You were able to draw on a number of examples of high-profile and long-running experiments from British sites. How influential have studies in Britain been for ecology as a science?

Ecology has a long history but really starts to take off as a science in the early 20th century. It started to develop earlier in Britain than in most countries, indeed the British Ecological Society (founded in 1913) was the first such society anywhere in the world. Because of this several of the key early studies that helped develop the basic ideas of ecology took place in Britain.

A number of the experiments described were initiated in the early/mid-20th century. Has there been a decrease in the creation of new long-term studies in recent decades and, if so, what are the implications for conservation and ecology?

Because of the relatively early start of academic ecology in Britain the country has a number of very long running ecology field experiments. For example two I write about in the book are The Park Grass experiment at Rothamsted (started 1856) and the Godwin Plots at Wicken Fen (started 1927). Neither was started with the idea that they would run for 100 years or more – there is a large element of chance in their long-term survival.
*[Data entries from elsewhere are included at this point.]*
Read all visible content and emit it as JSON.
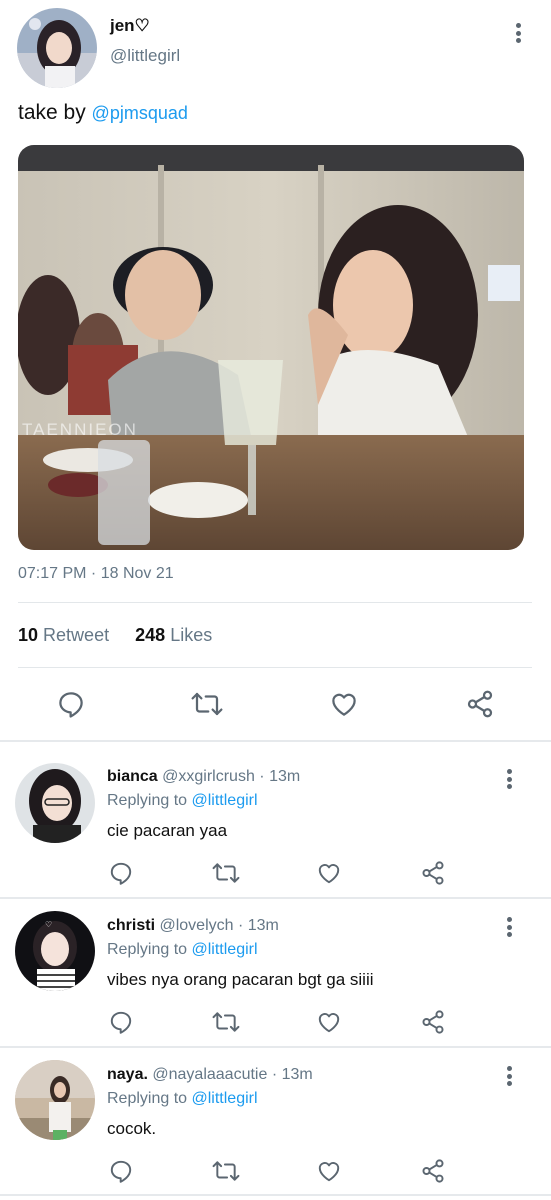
{
  "tweet": {
    "author_name": "jen♡",
    "author_handle": "@littlegirl",
    "text_prefix": "take by ",
    "mention": "@pjmsquad",
    "photo_watermark": "TAENNIEON",
    "timestamp": "07:17 PM · 18 Nov 21",
    "retweet_count": "10",
    "retweet_label": "Retweet",
    "likes_count": "248",
    "likes_label": "Likes"
  },
  "replies": [
    {
      "name": "bianca",
      "handle": "@xxgirlcrush",
      "time": "· 13m",
      "replying_label": "Replying to",
      "replying_to": "@littlegirl",
      "text": "cie pacaran yaa"
    },
    {
      "name": "christi",
      "handle": "@lovelych",
      "time": "· 13m",
      "replying_label": "Replying to",
      "replying_to": "@littlegirl",
      "text": "vibes nya orang pacaran bgt ga siiii"
    },
    {
      "name": "naya.",
      "handle": "@nayalaaacutie",
      "time": "· 13m",
      "replying_label": "Replying to",
      "replying_to": "@littlegirl",
      "text": "cocok."
    }
  ],
  "icons": {
    "reply": "speech-bubble-icon",
    "retweet": "retweet-icon",
    "like": "heart-icon",
    "share": "share-icon",
    "more": "more-vertical-icon"
  },
  "colors": {
    "link": "#1c9bef",
    "secondary_text": "#657786",
    "icon": "#5b6670",
    "divider": "#e3e7ea"
  }
}
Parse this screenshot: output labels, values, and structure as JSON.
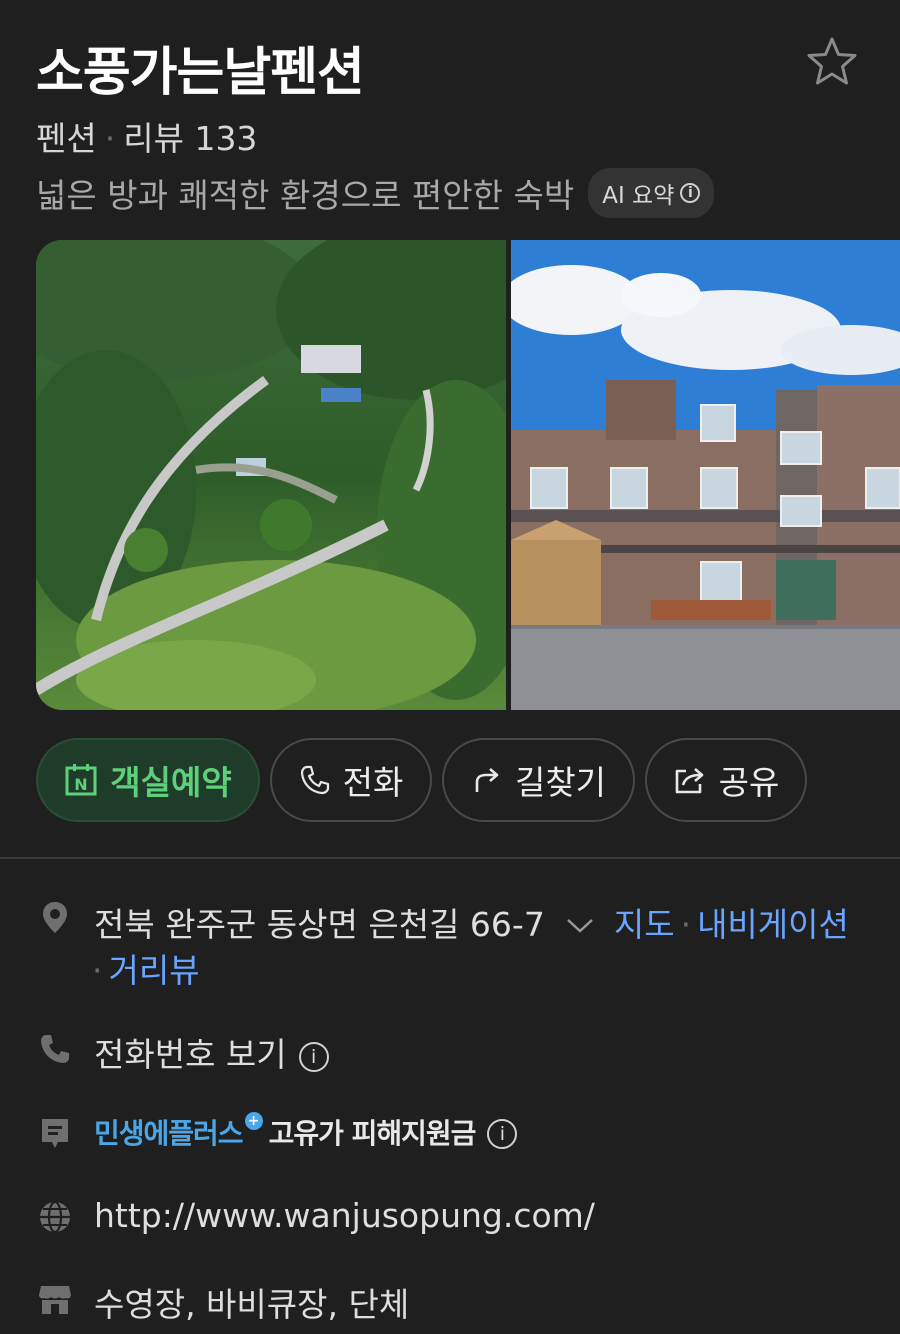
{
  "header": {
    "title": "소풍가는날펜션",
    "category": "펜션",
    "dot": "·",
    "review_label": "리뷰 133",
    "summary": "넓은 방과 쾌적한 환경으로 편안한 숙박",
    "ai_badge": "AI 요약",
    "favorite_icon": "star-icon"
  },
  "actions": {
    "reserve": "객실예약",
    "call": "전화",
    "directions": "길찾기",
    "share": "공유"
  },
  "details": {
    "address": "전북 완주군 동상면 은천길 66-7",
    "map_link": "지도",
    "navigation_link": "내비게이션",
    "street_view_link": "거리뷰",
    "phone": "전화번호 보기",
    "gov_program_1": "민생에플러스",
    "gov_program_2": "고유가 피해지원금",
    "website": "http://www.wanjusopung.com/",
    "amenities": "수영장, 바비큐장, 단체"
  },
  "colors": {
    "background": "#1f1f1f",
    "reserve_green": "#5fd07a",
    "link_blue": "#6aa4ff"
  }
}
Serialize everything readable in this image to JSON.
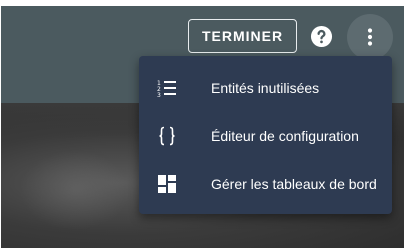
{
  "toolbar": {
    "finish_label": "TERMINER",
    "help_icon": "help-circle-icon",
    "more_icon": "dots-vertical-icon"
  },
  "menu": {
    "items": [
      {
        "label": "Entités inutilisées",
        "icon": "format-list-numbered-icon"
      },
      {
        "label": "Éditeur de configuration",
        "icon": "code-braces-icon"
      },
      {
        "label": "Gérer les tableaux de bord",
        "icon": "view-dashboard-icon"
      }
    ]
  },
  "colors": {
    "toolbar": "#4b5a5f",
    "menu_background": "#2e3b52",
    "text": "#ffffff"
  }
}
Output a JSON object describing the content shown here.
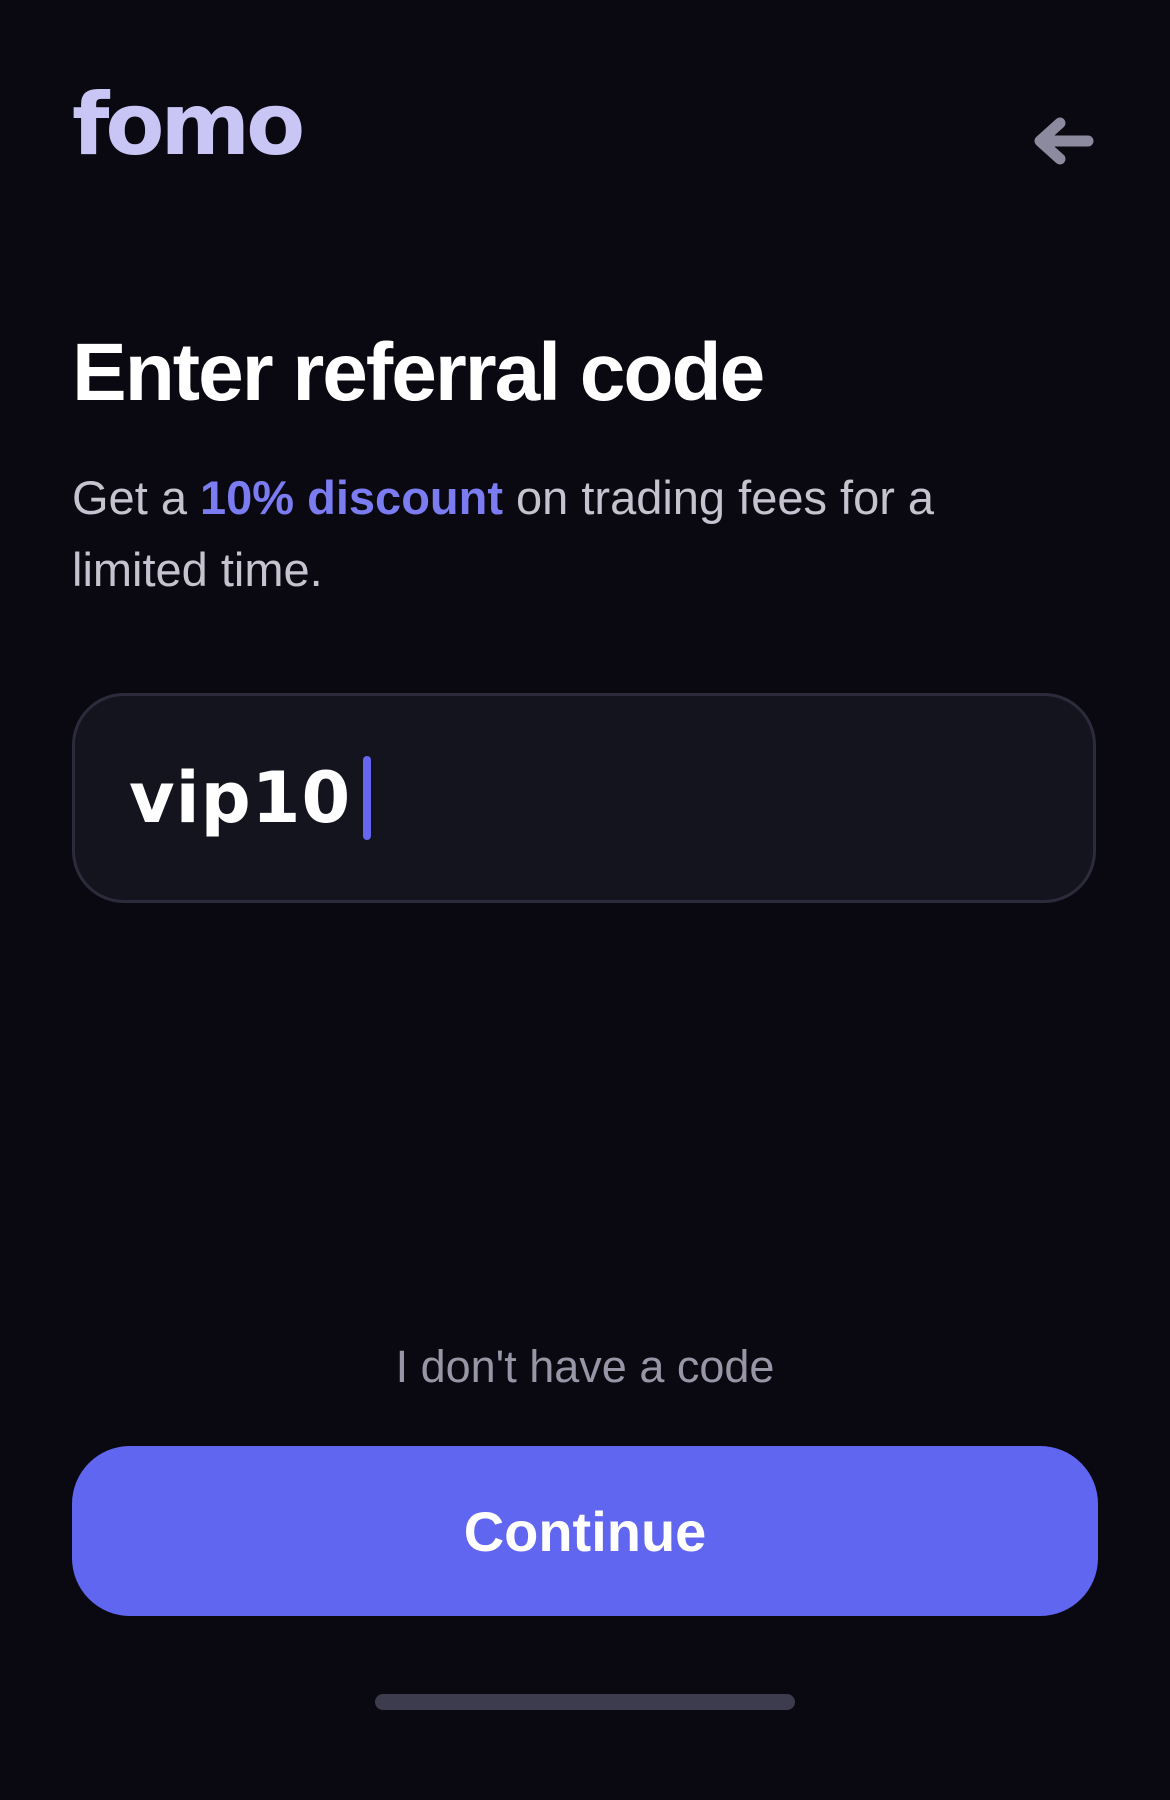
{
  "header": {
    "logo_text": "fomo",
    "back_icon": "arrow-left-icon"
  },
  "main": {
    "title": "Enter referral code",
    "subtitle": {
      "prefix": "Get a ",
      "highlight": "10% discount",
      "suffix": " on trading fees for a limited time."
    },
    "code_input": {
      "value": "vip10",
      "focused": true
    }
  },
  "footer": {
    "no_code_link": "I don't have a code",
    "continue_label": "Continue"
  },
  "colors": {
    "background": "#0a0911",
    "accent": "#6166f1",
    "highlight": "#7b7cf2",
    "logo": "#c9c6f5",
    "input_background": "#14141f"
  }
}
However, once an experiment has been running for a long time then people start to realise that such long runs of data are important and try and find the resources to continue them. More recent examples include (amongst many) the Buxton Climate Change Impacts Lab (which commenced in 1993 on limestone grassland in the Peak District) and grazing experiments set up in the Ainsdale Dunes system in Merseyside (started in 1974). But to be really long term requires luck and/or a succession of people determined enough to keep them going against the odds.

Finally, could you tell us about your plans for the future? Do you have any more writing projects lined up?

I have quite a list of books that would be interesting to write. The one I am most keen to do next is envisaged as a series of linked essays on ecology, evolution and the environment, as I would like to do an accessible general book that uses examples from around the world (rather than having the British focus of a New Naturalist). While I have an outline of the idea it’s in very early stages and I haven’t yet found a publisher for it. More long term another book that requires the extensive fieldwork that went in to the New Naturalist would provide a good excuse to not get trapped at a computer. I also have several ongoing ecological research projects.


Ecology and Natural History 
By: David M. Wilkinson
Hardback | Published June 2021 | £52.99 £64.99
Paperback | Published June 2021 | £27.99 £34.99


All prices correct at the time of this article’s publication.